● **YOUR INSTRUCTIONS**
Here are the records. Print them all exactly.
*** SUPPLIED DATA ***
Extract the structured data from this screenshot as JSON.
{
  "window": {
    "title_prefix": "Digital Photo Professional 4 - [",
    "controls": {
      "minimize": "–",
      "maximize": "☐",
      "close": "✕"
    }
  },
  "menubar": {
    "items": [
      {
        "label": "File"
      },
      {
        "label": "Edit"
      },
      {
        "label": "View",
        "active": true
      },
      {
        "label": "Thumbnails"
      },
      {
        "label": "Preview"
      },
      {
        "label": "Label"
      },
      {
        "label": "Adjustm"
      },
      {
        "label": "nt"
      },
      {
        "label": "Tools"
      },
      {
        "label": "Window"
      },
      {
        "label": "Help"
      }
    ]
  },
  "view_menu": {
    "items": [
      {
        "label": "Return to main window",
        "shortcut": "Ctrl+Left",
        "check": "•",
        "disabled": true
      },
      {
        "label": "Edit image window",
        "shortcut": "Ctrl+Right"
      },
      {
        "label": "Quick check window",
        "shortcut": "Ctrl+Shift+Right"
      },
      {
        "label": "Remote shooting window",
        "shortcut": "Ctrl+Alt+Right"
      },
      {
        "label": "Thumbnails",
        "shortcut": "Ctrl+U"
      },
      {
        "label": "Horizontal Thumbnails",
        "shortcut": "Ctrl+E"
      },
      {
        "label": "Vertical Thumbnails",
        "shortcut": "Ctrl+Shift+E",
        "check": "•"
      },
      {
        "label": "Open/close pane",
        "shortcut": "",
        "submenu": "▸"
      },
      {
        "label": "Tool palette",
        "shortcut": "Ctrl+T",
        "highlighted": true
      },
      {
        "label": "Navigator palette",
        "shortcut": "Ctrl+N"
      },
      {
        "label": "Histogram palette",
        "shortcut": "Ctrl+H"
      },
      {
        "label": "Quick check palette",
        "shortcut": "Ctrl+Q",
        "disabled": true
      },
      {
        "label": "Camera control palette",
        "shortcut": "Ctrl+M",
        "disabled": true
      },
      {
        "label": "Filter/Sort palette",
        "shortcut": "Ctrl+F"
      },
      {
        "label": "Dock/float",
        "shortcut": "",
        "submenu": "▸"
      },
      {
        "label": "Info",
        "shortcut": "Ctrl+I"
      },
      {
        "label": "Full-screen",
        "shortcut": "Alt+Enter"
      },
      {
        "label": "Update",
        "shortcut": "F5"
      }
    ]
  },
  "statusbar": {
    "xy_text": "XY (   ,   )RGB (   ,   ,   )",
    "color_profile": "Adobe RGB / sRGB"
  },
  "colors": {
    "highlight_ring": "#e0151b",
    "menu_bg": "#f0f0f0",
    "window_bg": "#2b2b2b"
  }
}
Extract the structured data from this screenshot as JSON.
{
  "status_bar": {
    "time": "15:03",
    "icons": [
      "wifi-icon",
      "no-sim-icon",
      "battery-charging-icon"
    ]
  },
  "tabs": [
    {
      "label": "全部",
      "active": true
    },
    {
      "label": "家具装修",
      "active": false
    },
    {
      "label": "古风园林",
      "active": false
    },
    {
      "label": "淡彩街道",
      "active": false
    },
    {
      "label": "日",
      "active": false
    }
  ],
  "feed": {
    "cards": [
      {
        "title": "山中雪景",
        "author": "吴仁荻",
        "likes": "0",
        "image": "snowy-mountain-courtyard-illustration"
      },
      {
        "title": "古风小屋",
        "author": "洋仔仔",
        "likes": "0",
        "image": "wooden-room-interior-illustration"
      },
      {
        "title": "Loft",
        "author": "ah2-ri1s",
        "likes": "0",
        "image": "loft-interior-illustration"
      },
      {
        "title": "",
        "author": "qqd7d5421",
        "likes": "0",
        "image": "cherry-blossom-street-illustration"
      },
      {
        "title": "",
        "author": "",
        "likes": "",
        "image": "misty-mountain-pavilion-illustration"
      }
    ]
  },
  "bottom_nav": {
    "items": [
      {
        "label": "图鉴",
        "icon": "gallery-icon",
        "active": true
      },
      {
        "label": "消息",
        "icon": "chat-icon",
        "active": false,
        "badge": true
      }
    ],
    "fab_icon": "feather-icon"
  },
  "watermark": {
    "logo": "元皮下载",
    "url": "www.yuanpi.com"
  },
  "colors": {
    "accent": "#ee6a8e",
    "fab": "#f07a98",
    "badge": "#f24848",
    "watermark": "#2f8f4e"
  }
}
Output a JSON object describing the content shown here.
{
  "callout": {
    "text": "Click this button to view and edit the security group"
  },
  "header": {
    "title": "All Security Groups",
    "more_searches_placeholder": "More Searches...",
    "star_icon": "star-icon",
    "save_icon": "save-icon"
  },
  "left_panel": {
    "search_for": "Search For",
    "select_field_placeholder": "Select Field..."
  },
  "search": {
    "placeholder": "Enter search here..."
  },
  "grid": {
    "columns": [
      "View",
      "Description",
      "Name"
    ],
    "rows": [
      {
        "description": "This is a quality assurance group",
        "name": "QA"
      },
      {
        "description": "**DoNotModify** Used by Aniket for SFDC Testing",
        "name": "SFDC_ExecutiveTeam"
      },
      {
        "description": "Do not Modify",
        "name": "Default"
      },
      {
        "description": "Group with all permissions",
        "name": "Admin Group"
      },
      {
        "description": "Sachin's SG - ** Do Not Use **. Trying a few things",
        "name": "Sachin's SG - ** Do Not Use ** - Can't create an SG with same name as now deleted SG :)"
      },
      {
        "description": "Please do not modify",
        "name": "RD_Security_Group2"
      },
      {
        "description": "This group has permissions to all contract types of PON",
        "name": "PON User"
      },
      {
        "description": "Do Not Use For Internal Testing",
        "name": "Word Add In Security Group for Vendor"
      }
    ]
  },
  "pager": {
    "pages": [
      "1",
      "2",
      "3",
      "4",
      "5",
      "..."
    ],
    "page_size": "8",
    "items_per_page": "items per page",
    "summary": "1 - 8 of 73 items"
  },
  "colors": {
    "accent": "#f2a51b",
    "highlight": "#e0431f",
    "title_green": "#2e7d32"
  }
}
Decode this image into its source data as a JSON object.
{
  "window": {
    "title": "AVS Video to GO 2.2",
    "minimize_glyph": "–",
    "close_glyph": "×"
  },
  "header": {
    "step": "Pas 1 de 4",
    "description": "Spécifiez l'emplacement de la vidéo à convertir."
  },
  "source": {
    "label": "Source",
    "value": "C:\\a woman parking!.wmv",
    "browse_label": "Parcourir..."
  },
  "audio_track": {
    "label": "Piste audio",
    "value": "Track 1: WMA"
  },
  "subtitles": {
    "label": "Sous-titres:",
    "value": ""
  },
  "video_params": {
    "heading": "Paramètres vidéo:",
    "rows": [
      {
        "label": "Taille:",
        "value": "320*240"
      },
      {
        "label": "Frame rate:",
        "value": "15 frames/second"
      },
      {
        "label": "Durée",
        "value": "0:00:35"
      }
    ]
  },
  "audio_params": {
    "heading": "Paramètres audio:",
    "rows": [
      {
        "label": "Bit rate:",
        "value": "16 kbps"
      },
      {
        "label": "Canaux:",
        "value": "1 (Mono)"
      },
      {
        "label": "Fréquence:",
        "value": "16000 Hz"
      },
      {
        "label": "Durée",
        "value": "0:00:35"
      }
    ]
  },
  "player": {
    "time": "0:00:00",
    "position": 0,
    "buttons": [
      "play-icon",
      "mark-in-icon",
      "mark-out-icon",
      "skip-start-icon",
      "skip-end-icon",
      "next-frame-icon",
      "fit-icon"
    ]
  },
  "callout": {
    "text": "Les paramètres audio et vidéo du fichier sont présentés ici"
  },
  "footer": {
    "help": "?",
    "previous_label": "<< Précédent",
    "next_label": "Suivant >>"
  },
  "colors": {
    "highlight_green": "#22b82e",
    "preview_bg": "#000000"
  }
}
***
● **SOLUTION**
Extract the structured data from this screenshot as JSON.
{
  "window": {
    "title_prefix": "Digital Photo Professional 4 - [",
    "controls": {
      "minimize": "–",
      "maximize": "☐",
      "close": "✕"
    }
  },
  "menubar": {
    "items": [
      {
        "label": "File"
      },
      {
        "label": "Edit"
      },
      {
        "label": "View",
        "active": true
      },
      {
        "label": "Thumbnails"
      },
      {
        "label": "Preview"
      },
      {
        "label": "Label"
      },
      {
        "label": "Adjustm"
      },
      {
        "label": "nt"
      },
      {
        "label": "Tools"
      },
      {
        "label": "Window"
      },
      {
        "label": "Help"
      }
    ]
  },
  "view_menu": {
    "items": [
      {
        "label": "Return to main window",
        "shortcut": "Ctrl+Left",
        "check": "•",
        "disabled": true
      },
      {
        "label": "Edit image window",
        "shortcut": "Ctrl+Right"
      },
      {
        "label": "Quick check window",
        "shortcut": "Ctrl+Shift+Right"
      },
      {
        "label": "Remote shooting window",
        "shortcut": "Ctrl+Alt+Right"
      },
      {
        "label": "Thumbnails",
        "shortcut": "Ctrl+U"
      },
      {
        "label": "Horizontal Thumbnails",
        "shortcut": "Ctrl+E"
      },
      {
        "label": "Vertical Thumbnails",
        "shortcut": "Ctrl+Shift+E",
        "check": "•"
      },
      {
        "label": "Open/close pane",
        "shortcut": "",
        "submenu": "▸"
      },
      {
        "label": "Tool palette",
        "shortcut": "Ctrl+T",
        "highlighted": true
      },
      {
        "label": "Navigator palette",
        "shortcut": "Ctrl+N"
      },
      {
        "label": "Histogram palette",
        "shortcut": "Ctrl+H"
      },
      {
        "label": "Quick check palette",
        "shortcut": "Ctrl+Q",
        "disabled": true
      },
      {
        "label": "Camera control palette",
        "shortcut": "Ctrl+M",
        "disabled": true
      },
      {
        "label": "Filter/Sort palette",
        "shortcut": "Ctrl+F"
      },
      {
        "label": "Dock/float",
        "shortcut": "",
        "submenu": "▸"
      },
      {
        "label": "Info",
        "shortcut": "Ctrl+I"
      },
      {
        "label": "Full-screen",
        "shortcut": "Alt+Enter"
      },
      {
        "label": "Update",
        "shortcut": "F5"
      }
    ]
  },
  "statusbar": {
    "xy_text": "XY (   ,   )RGB (   ,   ,   )",
    "color_profile": "Adobe RGB / sRGB"
  },
  "colors": {
    "highlight_ring": "#e0151b",
    "menu_bg": "#f0f0f0",
    "window_bg": "#2b2b2b"
  }
}
Extract the structured data from this screenshot as JSON.
{
  "status_bar": {
    "time": "15:03",
    "icons": [
      "wifi-icon",
      "no-sim-icon",
      "battery-charging-icon"
    ]
  },
  "tabs": [
    {
      "label": "全部",
      "active": true
    },
    {
      "label": "家具装修",
      "active": false
    },
    {
      "label": "古风园林",
      "active": false
    },
    {
      "label": "淡彩街道",
      "active": false
    },
    {
      "label": "日",
      "active": false
    }
  ],
  "feed": {
    "cards": [
      {
        "title": "山中雪景",
        "author": "吴仁荻",
        "likes": "0",
        "image": "snowy-mountain-courtyard-illustration"
      },
      {
        "title": "古风小屋",
        "author": "洋仔仔",
        "likes": "0",
        "image": "wooden-room-interior-illustration"
      },
      {
        "title": "Loft",
        "author": "ah2-ri1s",
        "likes": "0",
        "image": "loft-interior-illustration"
      },
      {
        "title": "",
        "author": "qqd7d5421",
        "likes": "0",
        "image": "cherry-blossom-street-illustration"
      },
      {
        "title": "",
        "author": "",
        "likes": "",
        "image": "misty-mountain-pavilion-illustration"
      }
    ]
  },
  "bottom_nav": {
    "items": [
      {
        "label": "图鉴",
        "icon": "gallery-icon",
        "active": true
      },
      {
        "label": "消息",
        "icon": "chat-icon",
        "active": false,
        "badge": true
      }
    ],
    "fab_icon": "feather-icon"
  },
  "watermark": {
    "logo": "元皮下载",
    "url": "www.yuanpi.com"
  },
  "colors": {
    "accent": "#ee6a8e",
    "fab": "#f07a98",
    "badge": "#f24848",
    "watermark": "#2f8f4e"
  }
}
Output a JSON object describing the content shown here.
{
  "callout": {
    "text": "Click this button to view and edit the security group"
  },
  "header": {
    "title": "All Security Groups",
    "more_searches_placeholder": "More Searches...",
    "star_icon": "star-icon",
    "save_icon": "save-icon"
  },
  "left_panel": {
    "search_for": "Search For",
    "select_field_placeholder": "Select Field..."
  },
  "search": {
    "placeholder": "Enter search here..."
  },
  "grid": {
    "columns": [
      "View",
      "Description",
      "Name"
    ],
    "rows": [
      {
        "description": "This is a quality assurance group",
        "name": "QA"
      },
      {
        "description": "**DoNotModify** Used by Aniket for SFDC Testing",
        "name": "SFDC_ExecutiveTeam"
      },
      {
        "description": "Do not Modify",
        "name": "Default"
      },
      {
        "description": "Group with all permissions",
        "name": "Admin Group"
      },
      {
        "description": "Sachin's SG - ** Do Not Use **. Trying a few things",
        "name": "Sachin's SG - ** Do Not Use ** - Can't create an SG with same name as now deleted SG :)"
      },
      {
        "description": "Please do not modify",
        "name": "RD_Security_Group2"
      },
      {
        "description": "This group has permissions to all contract types of PON",
        "name": "PON User"
      },
      {
        "description": "Do Not Use For Internal Testing",
        "name": "Word Add In Security Group for Vendor"
      }
    ]
  },
  "pager": {
    "pages": [
      "1",
      "2",
      "3",
      "4",
      "5",
      "..."
    ],
    "page_size": "8",
    "items_per_page": "items per page",
    "summary": "1 - 8 of 73 items"
  },
  "colors": {
    "accent": "#f2a51b",
    "highlight": "#e0431f",
    "title_green": "#2e7d32"
  }
}
Decode this image into its source data as a JSON object.
{
  "window": {
    "title": "AVS Video to GO 2.2",
    "minimize_glyph": "–",
    "close_glyph": "×"
  },
  "header": {
    "step": "Pas 1 de 4",
    "description": "Spécifiez l'emplacement de la vidéo à convertir."
  },
  "source": {
    "label": "Source",
    "value": "C:\\a woman parking!.wmv",
    "browse_label": "Parcourir..."
  },
  "audio_track": {
    "label": "Piste audio",
    "value": "Track 1: WMA"
  },
  "subtitles": {
    "label": "Sous-titres:",
    "value": ""
  },
  "video_params": {
    "heading": "Paramètres vidéo:",
    "rows": [
      {
        "label": "Taille:",
        "value": "320*240"
      },
      {
        "label": "Frame rate:",
        "value": "15 frames/second"
      },
      {
        "label": "Durée",
        "value": "0:00:35"
      }
    ]
  },
  "audio_params": {
    "heading": "Paramètres audio:",
    "rows": [
      {
        "label": "Bit rate:",
        "value": "16 kbps"
      },
      {
        "label": "Canaux:",
        "value": "1 (Mono)"
      },
      {
        "label": "Fréquence:",
        "value": "16000 Hz"
      },
      {
        "label": "Durée",
        "value": "0:00:35"
      }
    ]
  },
  "player": {
    "time": "0:00:00",
    "position": 0,
    "buttons": [
      "play-icon",
      "mark-in-icon",
      "mark-out-icon",
      "skip-start-icon",
      "skip-end-icon",
      "next-frame-icon",
      "fit-icon"
    ]
  },
  "callout": {
    "text": "Les paramètres audio et vidéo du fichier sont présentés ici"
  },
  "footer": {
    "help": "?",
    "previous_label": "<< Précédent",
    "next_label": "Suivant >>"
  },
  "colors": {
    "highlight_green": "#22b82e",
    "preview_bg": "#000000"
  }
}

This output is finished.